Talk about a mixed bag. “Target: Iron Fist” has both some of my favorite and least favorite scenes of the season so far, taking several leaps forward and equally big leaps back.

The episode starts with a flash forward that shows Danny beaten down as a hooded figure approaches him. There’s considerable grit here, carrying over the tension from the previous episode. Despite the opening, we’re then treated a series of rather dull scenes in a row: Danny mopes to Colleen about his inability to make the deal with the Golden Tigers go better, Danny and Colleen go to meet with Mrs. Yang, where he then mopes again.

At least some intriguing information is gleamed in their meeting, as Mrs. Yang reveals that Mr. Yang has actually had a stroke, which is fairly surprising considering he seemed like a goner two episodes ago. Danny goes to talk to Mr. Yang in the other room, where he mutters “Hancock 212”.

Just as things are starting to get interesting for Danny, Luke Cage standout Misty Knight shows up. Although that may sound like a positive, it’s not really. Simon Missick brings her headstrong charm to the table, but her role doesn’t give her much to do beyond tell Danny to stand down. It’s a disappointing usage for a fan favorite character.

maxresdefault (1).jpg

Thankfully, the back half of the episode improves significantly. In a truly frightening scene, Alice Eve really gets to be scary when she reveals the full extent of Mary/Walker’s dissociative identity disorder, while Davos goes to the docks.

Davos, once again, shows himself to be a complete badass, taking down a series of Golden Tiger members while trying to get to “Hancock Shipment 212”. This is actually one of two great fights we’re treated to this episode. It’s fast, smooth, fun, and everything this series needs in its action department.

Even better is the reveal of what’s in the box: the body of a prior Iron Fist. Davos steals its outfit, cuts the chest (including the tattoo) off the body, and runs, leaving Danny to get there just as Davos leaves. Defeated, Danny goes to catch the subway, where he’s accosted by none other than Mary herself in her “Walker” persona.

What follows is my personal favorite moment of this season so far. Walker brutally beats down Danny as he attempts to hold on too his consciousness, as Alice Eve brings a raw, almost supernatural physicality to her fight scenes. Danny’s knocked out, reawakening in the middle of a ritual Davos is holding to make himself the new Iron Fist.
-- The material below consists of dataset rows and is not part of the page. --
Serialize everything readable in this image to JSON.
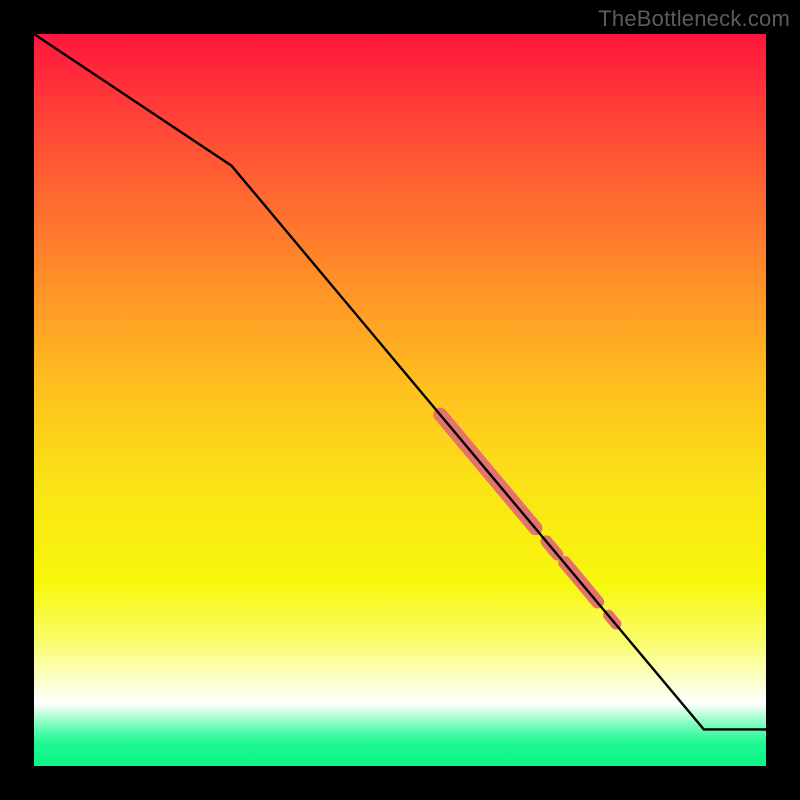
{
  "watermark": "TheBottleneck.com",
  "colors": {
    "line": "#000000",
    "highlight": "#e4726d",
    "background_black": "#000000"
  },
  "chart_data": {
    "type": "line",
    "title": "",
    "xlabel": "",
    "ylabel": "",
    "xlim": [
      0,
      100
    ],
    "ylim": [
      0,
      100
    ],
    "grid": false,
    "note": "No axis ticks or labels shown; x/y are normalized 0–100 over the colored plot area. y=100 is top, y=0 is bottom.",
    "series": [
      {
        "name": "bottleneck-curve",
        "x": [
          0,
          27,
          91.5,
          100
        ],
        "y": [
          100,
          82,
          5,
          5
        ]
      }
    ],
    "highlight_segments": [
      {
        "name": "highlight-main",
        "x": [
          55.5,
          68.5
        ],
        "y": [
          48.0,
          32.5
        ]
      },
      {
        "name": "highlight-dot-1",
        "x": [
          70.0,
          71.5
        ],
        "y": [
          30.7,
          28.9
        ]
      },
      {
        "name": "highlight-short",
        "x": [
          72.5,
          77.0
        ],
        "y": [
          27.8,
          22.4
        ]
      },
      {
        "name": "highlight-dot-2",
        "x": [
          78.5,
          79.5
        ],
        "y": [
          20.6,
          19.4
        ]
      }
    ],
    "gradient_stops_top_to_bottom": [
      {
        "pct": 0,
        "color": "#ff163e"
      },
      {
        "pct": 16,
        "color": "#ff5334"
      },
      {
        "pct": 32,
        "color": "#ff8a2a"
      },
      {
        "pct": 48,
        "color": "#ffbf1f"
      },
      {
        "pct": 62,
        "color": "#fbe416"
      },
      {
        "pct": 75,
        "color": "#f7f70c"
      },
      {
        "pct": 83,
        "color": "#fafd6c"
      },
      {
        "pct": 89,
        "color": "#fdffd6"
      },
      {
        "pct": 91.5,
        "color": "#ffffff"
      },
      {
        "pct": 93,
        "color": "#b9ffd9"
      },
      {
        "pct": 95,
        "color": "#5cfcb1"
      },
      {
        "pct": 97,
        "color": "#1df890"
      },
      {
        "pct": 100,
        "color": "#0af684"
      }
    ]
  }
}
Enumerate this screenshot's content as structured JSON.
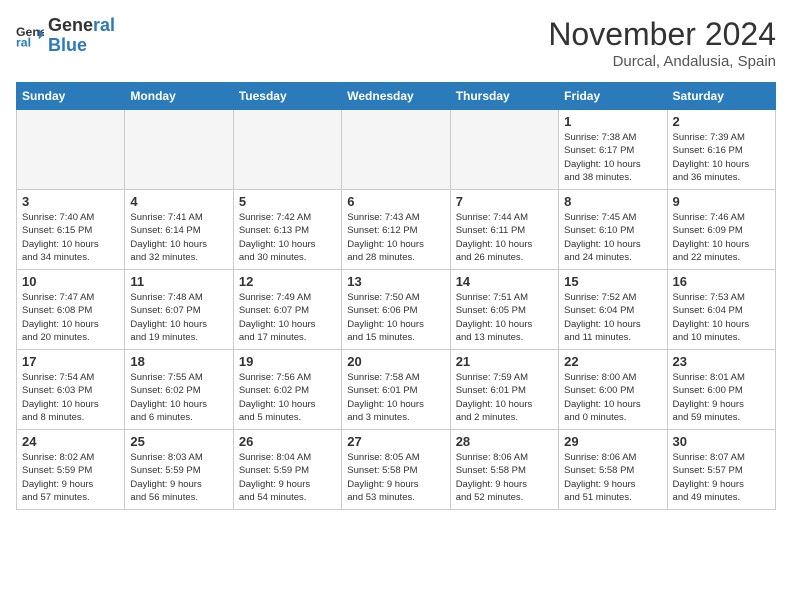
{
  "header": {
    "logo_line1": "General",
    "logo_line2": "Blue",
    "month": "November 2024",
    "location": "Durcal, Andalusia, Spain"
  },
  "weekdays": [
    "Sunday",
    "Monday",
    "Tuesday",
    "Wednesday",
    "Thursday",
    "Friday",
    "Saturday"
  ],
  "weeks": [
    [
      {
        "day": "",
        "info": ""
      },
      {
        "day": "",
        "info": ""
      },
      {
        "day": "",
        "info": ""
      },
      {
        "day": "",
        "info": ""
      },
      {
        "day": "",
        "info": ""
      },
      {
        "day": "1",
        "info": "Sunrise: 7:38 AM\nSunset: 6:17 PM\nDaylight: 10 hours\nand 38 minutes."
      },
      {
        "day": "2",
        "info": "Sunrise: 7:39 AM\nSunset: 6:16 PM\nDaylight: 10 hours\nand 36 minutes."
      }
    ],
    [
      {
        "day": "3",
        "info": "Sunrise: 7:40 AM\nSunset: 6:15 PM\nDaylight: 10 hours\nand 34 minutes."
      },
      {
        "day": "4",
        "info": "Sunrise: 7:41 AM\nSunset: 6:14 PM\nDaylight: 10 hours\nand 32 minutes."
      },
      {
        "day": "5",
        "info": "Sunrise: 7:42 AM\nSunset: 6:13 PM\nDaylight: 10 hours\nand 30 minutes."
      },
      {
        "day": "6",
        "info": "Sunrise: 7:43 AM\nSunset: 6:12 PM\nDaylight: 10 hours\nand 28 minutes."
      },
      {
        "day": "7",
        "info": "Sunrise: 7:44 AM\nSunset: 6:11 PM\nDaylight: 10 hours\nand 26 minutes."
      },
      {
        "day": "8",
        "info": "Sunrise: 7:45 AM\nSunset: 6:10 PM\nDaylight: 10 hours\nand 24 minutes."
      },
      {
        "day": "9",
        "info": "Sunrise: 7:46 AM\nSunset: 6:09 PM\nDaylight: 10 hours\nand 22 minutes."
      }
    ],
    [
      {
        "day": "10",
        "info": "Sunrise: 7:47 AM\nSunset: 6:08 PM\nDaylight: 10 hours\nand 20 minutes."
      },
      {
        "day": "11",
        "info": "Sunrise: 7:48 AM\nSunset: 6:07 PM\nDaylight: 10 hours\nand 19 minutes."
      },
      {
        "day": "12",
        "info": "Sunrise: 7:49 AM\nSunset: 6:07 PM\nDaylight: 10 hours\nand 17 minutes."
      },
      {
        "day": "13",
        "info": "Sunrise: 7:50 AM\nSunset: 6:06 PM\nDaylight: 10 hours\nand 15 minutes."
      },
      {
        "day": "14",
        "info": "Sunrise: 7:51 AM\nSunset: 6:05 PM\nDaylight: 10 hours\nand 13 minutes."
      },
      {
        "day": "15",
        "info": "Sunrise: 7:52 AM\nSunset: 6:04 PM\nDaylight: 10 hours\nand 11 minutes."
      },
      {
        "day": "16",
        "info": "Sunrise: 7:53 AM\nSunset: 6:04 PM\nDaylight: 10 hours\nand 10 minutes."
      }
    ],
    [
      {
        "day": "17",
        "info": "Sunrise: 7:54 AM\nSunset: 6:03 PM\nDaylight: 10 hours\nand 8 minutes."
      },
      {
        "day": "18",
        "info": "Sunrise: 7:55 AM\nSunset: 6:02 PM\nDaylight: 10 hours\nand 6 minutes."
      },
      {
        "day": "19",
        "info": "Sunrise: 7:56 AM\nSunset: 6:02 PM\nDaylight: 10 hours\nand 5 minutes."
      },
      {
        "day": "20",
        "info": "Sunrise: 7:58 AM\nSunset: 6:01 PM\nDaylight: 10 hours\nand 3 minutes."
      },
      {
        "day": "21",
        "info": "Sunrise: 7:59 AM\nSunset: 6:01 PM\nDaylight: 10 hours\nand 2 minutes."
      },
      {
        "day": "22",
        "info": "Sunrise: 8:00 AM\nSunset: 6:00 PM\nDaylight: 10 hours\nand 0 minutes."
      },
      {
        "day": "23",
        "info": "Sunrise: 8:01 AM\nSunset: 6:00 PM\nDaylight: 9 hours\nand 59 minutes."
      }
    ],
    [
      {
        "day": "24",
        "info": "Sunrise: 8:02 AM\nSunset: 5:59 PM\nDaylight: 9 hours\nand 57 minutes."
      },
      {
        "day": "25",
        "info": "Sunrise: 8:03 AM\nSunset: 5:59 PM\nDaylight: 9 hours\nand 56 minutes."
      },
      {
        "day": "26",
        "info": "Sunrise: 8:04 AM\nSunset: 5:59 PM\nDaylight: 9 hours\nand 54 minutes."
      },
      {
        "day": "27",
        "info": "Sunrise: 8:05 AM\nSunset: 5:58 PM\nDaylight: 9 hours\nand 53 minutes."
      },
      {
        "day": "28",
        "info": "Sunrise: 8:06 AM\nSunset: 5:58 PM\nDaylight: 9 hours\nand 52 minutes."
      },
      {
        "day": "29",
        "info": "Sunrise: 8:06 AM\nSunset: 5:58 PM\nDaylight: 9 hours\nand 51 minutes."
      },
      {
        "day": "30",
        "info": "Sunrise: 8:07 AM\nSunset: 5:57 PM\nDaylight: 9 hours\nand 49 minutes."
      }
    ]
  ]
}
I’m incredibly torn on this episode. Half of it feels not quite like table setting, but more like wheels spinning in place. I’m invested in all of these characters, they don’t need to spend these long dialogue scenes reaffirming things we already know. Heck, I didn’t even bring up the Meachums’ scenes because they were so inessential to the plot, and they’re my favorite characters!

The lack of movement in Colleen Wing’s story this episode is a bit worrisome. Yes, I know I complained about that aspect in the last recap, but now it feels even more extraneous. Instead, this episode chose to use her storyline to cash in on fan love for Misty Knight. If you’re going to tease Daughters of the Dragon, just make a Daughters of the Dragon spin-off.

On the other hand, whenever this episode is good, it’s positively electric. The villains are top tier in an already top tier television franchise for villains and the action and performances are out of this world.

As Davos makes his transformation into what I can only assume is the Steel Serpent, Iron Fist season 2 remains an overall enjoyable experience that could very well change if we get missteps like those made in the first half of “Target: Iron Fist”.


James Preston Poole





3 thoughts on “‘IRON FIST’ Season 2 Episodes 3-4 RECAP/REVIEW

Leave a Reply

Fill in your details below or click an icon to log in:

WordPress.com Logo

You are commenting using your WordPress.com account. Log Out /  Change )

Facebook photo

You are commenting using your Facebook account. Log Out /  Change )

Connecting to %s